Facial oils and acne
Did you know that acne can often be helped by oil? It seems counter-intuitive to many of my facial clients, but oil is of great benefit to help those with acne. Skin with an inadequately protected barrier is more prone to acne. Oily skinned women can have clear skin; dry skinned women can have raging acne. There are some oils that are particularly helpful to acne, such as tea tree oil (as effective as benzoyl peroxide), neem oil (anti-inflammatory) and tomato seed oil (lycopene in tomato seed is a nutrient that helps control acne). There are some oils that may cause clogging because of the size of their molecules, a prime example being coconut oil. Coconut oil is a lovely antibacterial oil, but not always helpful for those with acne because the larger molecules tend to block pores. Jojoba, which is technically not an oil at all (its a fatty ester), is recognized by your skin as sebum, and is readily accepted, blending well into your skin.
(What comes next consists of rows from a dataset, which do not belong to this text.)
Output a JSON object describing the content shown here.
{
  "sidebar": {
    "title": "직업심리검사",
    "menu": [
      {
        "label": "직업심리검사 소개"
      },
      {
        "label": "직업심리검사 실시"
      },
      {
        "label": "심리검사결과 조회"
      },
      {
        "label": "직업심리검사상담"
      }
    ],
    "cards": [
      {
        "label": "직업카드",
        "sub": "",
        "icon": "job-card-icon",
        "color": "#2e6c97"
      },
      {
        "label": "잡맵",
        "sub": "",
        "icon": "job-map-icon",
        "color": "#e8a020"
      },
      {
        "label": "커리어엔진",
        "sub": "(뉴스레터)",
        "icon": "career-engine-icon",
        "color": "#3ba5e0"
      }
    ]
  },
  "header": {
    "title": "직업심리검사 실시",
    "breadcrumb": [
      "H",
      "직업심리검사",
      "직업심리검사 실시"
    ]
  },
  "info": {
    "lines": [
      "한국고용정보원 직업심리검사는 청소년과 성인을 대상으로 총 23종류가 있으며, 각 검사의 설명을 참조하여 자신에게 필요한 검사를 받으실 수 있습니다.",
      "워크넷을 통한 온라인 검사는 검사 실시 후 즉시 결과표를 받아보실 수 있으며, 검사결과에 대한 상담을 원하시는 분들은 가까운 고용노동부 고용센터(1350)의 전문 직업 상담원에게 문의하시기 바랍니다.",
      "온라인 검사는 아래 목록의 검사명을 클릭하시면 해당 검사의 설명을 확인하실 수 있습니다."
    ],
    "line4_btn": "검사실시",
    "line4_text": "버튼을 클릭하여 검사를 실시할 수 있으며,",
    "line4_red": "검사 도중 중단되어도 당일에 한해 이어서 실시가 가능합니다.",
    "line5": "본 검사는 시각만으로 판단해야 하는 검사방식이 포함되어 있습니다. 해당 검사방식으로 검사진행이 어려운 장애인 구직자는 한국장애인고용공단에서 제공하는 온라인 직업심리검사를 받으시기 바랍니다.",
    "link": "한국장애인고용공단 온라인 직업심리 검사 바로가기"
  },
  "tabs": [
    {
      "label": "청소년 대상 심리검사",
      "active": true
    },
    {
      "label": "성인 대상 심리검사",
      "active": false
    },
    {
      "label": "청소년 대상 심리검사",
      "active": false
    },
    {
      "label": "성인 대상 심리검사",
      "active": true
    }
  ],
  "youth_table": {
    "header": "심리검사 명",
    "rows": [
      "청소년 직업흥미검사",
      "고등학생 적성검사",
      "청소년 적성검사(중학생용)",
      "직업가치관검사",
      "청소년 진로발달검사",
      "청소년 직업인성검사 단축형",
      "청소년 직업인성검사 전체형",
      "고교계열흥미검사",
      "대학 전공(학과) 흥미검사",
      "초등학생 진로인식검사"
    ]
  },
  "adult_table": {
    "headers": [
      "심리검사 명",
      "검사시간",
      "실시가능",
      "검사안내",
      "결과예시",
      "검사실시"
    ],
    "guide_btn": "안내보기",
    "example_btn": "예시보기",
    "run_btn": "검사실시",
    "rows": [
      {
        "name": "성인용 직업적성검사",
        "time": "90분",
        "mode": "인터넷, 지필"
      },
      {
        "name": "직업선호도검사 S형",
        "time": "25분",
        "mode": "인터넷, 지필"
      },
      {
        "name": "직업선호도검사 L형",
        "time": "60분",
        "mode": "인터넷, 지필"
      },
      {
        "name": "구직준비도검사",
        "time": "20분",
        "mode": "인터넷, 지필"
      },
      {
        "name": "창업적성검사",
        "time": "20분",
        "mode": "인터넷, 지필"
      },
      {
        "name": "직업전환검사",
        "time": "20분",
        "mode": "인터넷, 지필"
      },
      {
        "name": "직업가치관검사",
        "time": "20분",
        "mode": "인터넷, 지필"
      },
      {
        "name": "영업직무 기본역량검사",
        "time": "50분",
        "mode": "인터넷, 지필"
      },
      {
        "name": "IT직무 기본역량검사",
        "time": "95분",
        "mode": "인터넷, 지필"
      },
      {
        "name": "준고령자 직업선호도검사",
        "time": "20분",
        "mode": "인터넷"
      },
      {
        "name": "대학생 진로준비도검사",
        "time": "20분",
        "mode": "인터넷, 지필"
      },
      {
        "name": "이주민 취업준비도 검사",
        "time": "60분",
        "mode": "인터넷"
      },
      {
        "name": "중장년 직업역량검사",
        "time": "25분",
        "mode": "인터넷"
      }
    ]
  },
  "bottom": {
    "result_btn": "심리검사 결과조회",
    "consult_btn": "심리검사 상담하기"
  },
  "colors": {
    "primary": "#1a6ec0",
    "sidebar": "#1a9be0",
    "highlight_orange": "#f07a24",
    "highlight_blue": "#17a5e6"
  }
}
How to Use an Oil
An oil is not a replacement for a condition-specific moisturizer and should be used as part of a skin care regimen that is designed to address your specific skin care concerns. Using only oil can result in an exacerbation of skin problems because the condition you're trying to address is usually multi-dimensional. Treating only with oil is usually an incomplete solution. To prevent or counteract dryness/dehydration, consider adding a drop or 2 of an oil that is the weight and texture you like into your moisturizer. Mix the oil thoroughly into the moisturizer dollop (don't just add it to the moisturizer jar), then apply to skin, massaging in well.
Which oil is right for you? Contact or visit me so we can discuss your needs and preferences. Call 917-596-9535 or email me at firstname.lastname@example.org
calm: massage & skincare for women
Tips for Calm Living
Health and beauty through massage and organic skincare